I’ve written and used a lot of the Azure Storage service to work with applications that I’ve built that run in the cloud. It’s easy enough to use, just throw some files in there and they can be served internally to other applications or you can let the public access them remotely.
Something that always struck me about the public access to the service was that the content was never cached, never compressed, and in general felt like a simple web server delivering content without some of those features that we REALLY like about the modern web.
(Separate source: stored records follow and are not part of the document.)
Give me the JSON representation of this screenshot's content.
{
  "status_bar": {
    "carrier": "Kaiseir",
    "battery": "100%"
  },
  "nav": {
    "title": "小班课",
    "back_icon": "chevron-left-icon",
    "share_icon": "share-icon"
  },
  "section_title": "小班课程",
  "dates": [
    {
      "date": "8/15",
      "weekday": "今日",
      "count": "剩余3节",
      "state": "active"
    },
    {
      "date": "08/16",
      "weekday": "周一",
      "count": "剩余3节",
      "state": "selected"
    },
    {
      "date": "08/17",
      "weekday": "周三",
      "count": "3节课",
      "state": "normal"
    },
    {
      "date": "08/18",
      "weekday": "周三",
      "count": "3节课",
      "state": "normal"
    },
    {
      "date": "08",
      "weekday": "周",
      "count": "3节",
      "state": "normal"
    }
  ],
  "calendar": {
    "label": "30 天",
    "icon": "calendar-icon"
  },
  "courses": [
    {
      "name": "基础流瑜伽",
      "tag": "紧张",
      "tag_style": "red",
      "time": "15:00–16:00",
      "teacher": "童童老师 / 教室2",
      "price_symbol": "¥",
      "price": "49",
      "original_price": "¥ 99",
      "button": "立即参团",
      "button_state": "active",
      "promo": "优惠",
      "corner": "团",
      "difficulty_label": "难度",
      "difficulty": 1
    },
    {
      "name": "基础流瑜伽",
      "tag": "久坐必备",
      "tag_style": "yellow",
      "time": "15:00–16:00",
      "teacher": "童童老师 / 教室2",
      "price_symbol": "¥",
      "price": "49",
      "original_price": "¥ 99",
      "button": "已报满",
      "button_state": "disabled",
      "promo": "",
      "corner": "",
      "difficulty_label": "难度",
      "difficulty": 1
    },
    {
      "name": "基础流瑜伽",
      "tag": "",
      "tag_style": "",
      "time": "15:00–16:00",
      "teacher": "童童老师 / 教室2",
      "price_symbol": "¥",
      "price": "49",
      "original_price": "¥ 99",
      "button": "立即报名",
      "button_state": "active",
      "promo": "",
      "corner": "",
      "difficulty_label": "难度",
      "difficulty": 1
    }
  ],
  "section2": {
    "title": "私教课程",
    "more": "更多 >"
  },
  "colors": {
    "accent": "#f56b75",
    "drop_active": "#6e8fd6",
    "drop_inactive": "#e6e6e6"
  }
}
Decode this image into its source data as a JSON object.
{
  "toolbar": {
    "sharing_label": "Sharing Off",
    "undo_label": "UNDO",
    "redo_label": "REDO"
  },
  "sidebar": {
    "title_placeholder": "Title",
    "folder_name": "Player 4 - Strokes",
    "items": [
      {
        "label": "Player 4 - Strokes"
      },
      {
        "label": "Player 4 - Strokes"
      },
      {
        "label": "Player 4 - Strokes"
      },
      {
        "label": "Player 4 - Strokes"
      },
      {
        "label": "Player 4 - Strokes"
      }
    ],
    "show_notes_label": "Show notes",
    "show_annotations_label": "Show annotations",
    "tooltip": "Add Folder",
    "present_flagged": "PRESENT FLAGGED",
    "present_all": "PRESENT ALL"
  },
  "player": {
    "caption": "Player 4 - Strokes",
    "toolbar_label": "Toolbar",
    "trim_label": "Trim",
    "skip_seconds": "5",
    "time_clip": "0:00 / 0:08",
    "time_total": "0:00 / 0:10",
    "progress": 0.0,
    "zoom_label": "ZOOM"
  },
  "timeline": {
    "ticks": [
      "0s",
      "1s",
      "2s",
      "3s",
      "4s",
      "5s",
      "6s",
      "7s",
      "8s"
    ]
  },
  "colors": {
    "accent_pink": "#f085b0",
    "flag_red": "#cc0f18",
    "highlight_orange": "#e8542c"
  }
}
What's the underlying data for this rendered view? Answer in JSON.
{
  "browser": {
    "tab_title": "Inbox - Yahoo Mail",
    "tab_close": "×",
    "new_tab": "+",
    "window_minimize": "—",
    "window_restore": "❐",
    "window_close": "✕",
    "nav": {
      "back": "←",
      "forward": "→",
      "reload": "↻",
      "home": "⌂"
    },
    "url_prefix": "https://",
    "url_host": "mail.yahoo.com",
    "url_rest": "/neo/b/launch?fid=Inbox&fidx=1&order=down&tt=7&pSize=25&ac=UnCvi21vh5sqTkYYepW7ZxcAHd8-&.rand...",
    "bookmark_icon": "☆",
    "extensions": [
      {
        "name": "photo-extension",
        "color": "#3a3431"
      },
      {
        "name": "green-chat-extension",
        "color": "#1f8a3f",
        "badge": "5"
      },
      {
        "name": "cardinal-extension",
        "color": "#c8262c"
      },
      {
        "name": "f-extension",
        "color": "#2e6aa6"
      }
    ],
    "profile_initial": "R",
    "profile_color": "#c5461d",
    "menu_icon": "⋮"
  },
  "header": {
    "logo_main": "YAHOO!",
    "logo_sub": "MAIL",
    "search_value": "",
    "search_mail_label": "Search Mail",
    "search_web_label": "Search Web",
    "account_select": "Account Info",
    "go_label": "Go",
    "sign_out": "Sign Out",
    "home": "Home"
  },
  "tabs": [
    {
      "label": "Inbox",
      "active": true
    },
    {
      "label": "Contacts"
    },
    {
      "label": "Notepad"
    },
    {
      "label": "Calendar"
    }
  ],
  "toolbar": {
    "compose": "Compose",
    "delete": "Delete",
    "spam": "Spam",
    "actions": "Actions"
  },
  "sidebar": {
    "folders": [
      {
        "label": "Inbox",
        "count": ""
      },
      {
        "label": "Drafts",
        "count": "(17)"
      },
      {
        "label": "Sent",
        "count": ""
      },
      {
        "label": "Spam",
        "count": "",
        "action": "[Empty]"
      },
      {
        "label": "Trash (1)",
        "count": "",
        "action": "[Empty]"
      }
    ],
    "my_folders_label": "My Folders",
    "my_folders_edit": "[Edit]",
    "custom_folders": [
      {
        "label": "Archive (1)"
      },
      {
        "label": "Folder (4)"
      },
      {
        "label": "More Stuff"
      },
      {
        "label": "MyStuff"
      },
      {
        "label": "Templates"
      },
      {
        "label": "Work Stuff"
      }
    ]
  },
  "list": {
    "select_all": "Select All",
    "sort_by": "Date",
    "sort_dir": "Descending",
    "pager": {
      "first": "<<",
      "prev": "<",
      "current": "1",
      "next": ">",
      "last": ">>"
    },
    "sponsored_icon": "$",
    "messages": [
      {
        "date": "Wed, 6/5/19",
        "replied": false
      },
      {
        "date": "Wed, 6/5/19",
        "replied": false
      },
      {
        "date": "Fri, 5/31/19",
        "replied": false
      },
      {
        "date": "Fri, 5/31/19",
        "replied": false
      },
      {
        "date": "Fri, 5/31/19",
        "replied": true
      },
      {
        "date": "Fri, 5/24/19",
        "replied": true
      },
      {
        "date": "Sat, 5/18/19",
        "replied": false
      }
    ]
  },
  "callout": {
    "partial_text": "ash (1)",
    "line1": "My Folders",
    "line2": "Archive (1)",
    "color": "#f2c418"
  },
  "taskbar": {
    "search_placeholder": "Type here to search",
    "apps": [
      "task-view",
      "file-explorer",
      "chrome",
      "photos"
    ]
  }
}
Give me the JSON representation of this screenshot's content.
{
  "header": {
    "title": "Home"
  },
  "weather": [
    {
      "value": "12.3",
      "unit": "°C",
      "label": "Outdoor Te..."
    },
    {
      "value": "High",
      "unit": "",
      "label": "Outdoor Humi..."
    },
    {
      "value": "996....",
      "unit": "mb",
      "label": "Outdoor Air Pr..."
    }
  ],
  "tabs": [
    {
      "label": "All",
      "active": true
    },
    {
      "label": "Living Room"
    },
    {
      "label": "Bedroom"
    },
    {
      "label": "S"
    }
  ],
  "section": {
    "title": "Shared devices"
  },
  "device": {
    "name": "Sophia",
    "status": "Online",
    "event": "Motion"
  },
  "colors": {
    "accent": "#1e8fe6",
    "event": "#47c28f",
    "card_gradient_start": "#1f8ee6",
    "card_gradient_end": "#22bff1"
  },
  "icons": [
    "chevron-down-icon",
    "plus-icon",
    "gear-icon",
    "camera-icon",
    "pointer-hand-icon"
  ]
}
Adding cache headers and compressing the content will reduce the number of queries to the server and the bandwidth needed to deliver the content when it is requested.
In this post, I’m going to show you how I activated caching and compression for an Azure Storage blob cache that I wanted to use with my web application KlipTok.